Booming demand leaves Japan's whiskey lovers dry

Whisky barrels left to age at the Suntory cellars at Hakushu distillery. The domestic whiskey market in Japan reached its peak in 1983 but shrunk until bottoming out in 2008.
Whisky barrels left to age at the Suntory cellars at Hakushu distillery. The domestic whiskey market in Japan reached its peak in 1983 but shrunk until bottoming out in 2008. PHOTO: SUNTORY

TOKYO (WASHINGTON POST) - Some Japanese whiskeys are in short supply due to their increasing popularity in overseas markets and a recent domestic boom of highballs, or whiskey and soda.

Under such circumstances, Suntory Spirits, an affiliate of Suntory Holdings, announced plans to suspend sales of two of its whiskeys - Hakushu 12 Years and Hibiki 17 Years - from June.

While makers are preparing to increase production, the shortage will likely last for some time because of the lengthy whiskey ageing process.

Since the suspension of sales of Hibiki and Hakushu was reported, customers have flocked to the whiskey corner at the Kintetsu department store flagship shop at the Abeno Harukas commercial complex in Osaka.

"I'm shocked as they are my favourites," said a 43-year-old company employee, who declined to be named and had been looking in vain for the products at several stores.

The suggested retail prices are set at 8,500 yen (S$103) for the Hakushu 12 Years and 12,000 yen for the Hibiki 17 Years, both excluding consumption tax. The department store has restricted the sale of the Hakushu 12 Years to one bottle per customer over the past few years and began refusing to accept reservations for the product about a month ago.

In an online auction, the price for Hakushu 12 Years, which has been in short supply, has surged to several tens of thousands of yen or higher since the suspension of sales was reported.

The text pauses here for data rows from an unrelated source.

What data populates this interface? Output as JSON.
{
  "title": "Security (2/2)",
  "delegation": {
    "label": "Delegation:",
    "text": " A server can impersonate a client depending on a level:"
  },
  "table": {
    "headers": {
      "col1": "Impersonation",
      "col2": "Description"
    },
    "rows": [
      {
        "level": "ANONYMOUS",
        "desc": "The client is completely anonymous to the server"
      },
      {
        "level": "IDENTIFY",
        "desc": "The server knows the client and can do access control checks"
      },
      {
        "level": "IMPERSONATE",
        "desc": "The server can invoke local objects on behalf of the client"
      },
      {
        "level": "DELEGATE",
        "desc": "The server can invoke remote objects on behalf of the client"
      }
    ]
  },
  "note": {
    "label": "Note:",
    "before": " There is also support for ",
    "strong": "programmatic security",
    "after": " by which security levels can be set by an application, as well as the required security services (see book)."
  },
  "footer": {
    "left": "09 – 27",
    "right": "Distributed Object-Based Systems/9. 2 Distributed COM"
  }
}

Whiskey can be made by blending different types of unaged whiskey. Of the whiskeys that Suntory sold in Japan last year, Hakushu and Hibiki accounted for 1 per cent, respectively, while their lower-priced brands made up larger proportions, with Kakubin accounting for about 50 per cent and Torys for about 20 per cent. As unaged whiskeys are currently scarce, other brands could also be forced to suspend sales.

Nikka Whisky Distilling, an affiliate of Asahi Breweries, ended sales of bottles with age statements for Taketsuru in 2014, as well as Yoichi and Miyagikyo in 2015. Kirin Brewery Co, which sells Fuji-Sanroku and other brands, is finding it increasingly difficult to meet the growing demand.

The domestic whiskey market reached its peak in 1983 but shrunk until bottoming out in 2008. The market has been expanding since then, triggered by a surge in the popularity of highballs that boosted whiskey consumption.

Additionally, Japanese products have received high international praise, as illustrated by Hibiki 21 Years Old, which won the Supreme Champion Spirit at last summer's International Spirits Challenge 2017, a competition held in Britain.

Exports of Japanese whiskeys stood at 13.6 billion yen in 2017, an over tenfold increase over the past decade.

However, it takes several years to age whiskey, and makers are finding it difficult to meet the demand. Unaged whiskey that was produced when demand for the drink was low is being used to make the whiskeys that are currently available on the shelves: The rapid increase in demand for the drink had not been anticipated.

Makers have already begun working to boost production. Suntory will invest a total of about 29 billion yen in expanding facilities for distilling and storage from 2013 to 2018.

Last year, Asahi Breweries increased production by 80 per cent compared to two years ago.

"It takes time to age whiskey, which means it's difficult to resolve the shortage issue immediately," said Dr Hideki Katsuda, a professor at Kindai University and an expert on the liquor industry. "On the other hand, it's hard to make accurate forecasts for future demand, and makers could make massive capital investment (for boosting production) in vain."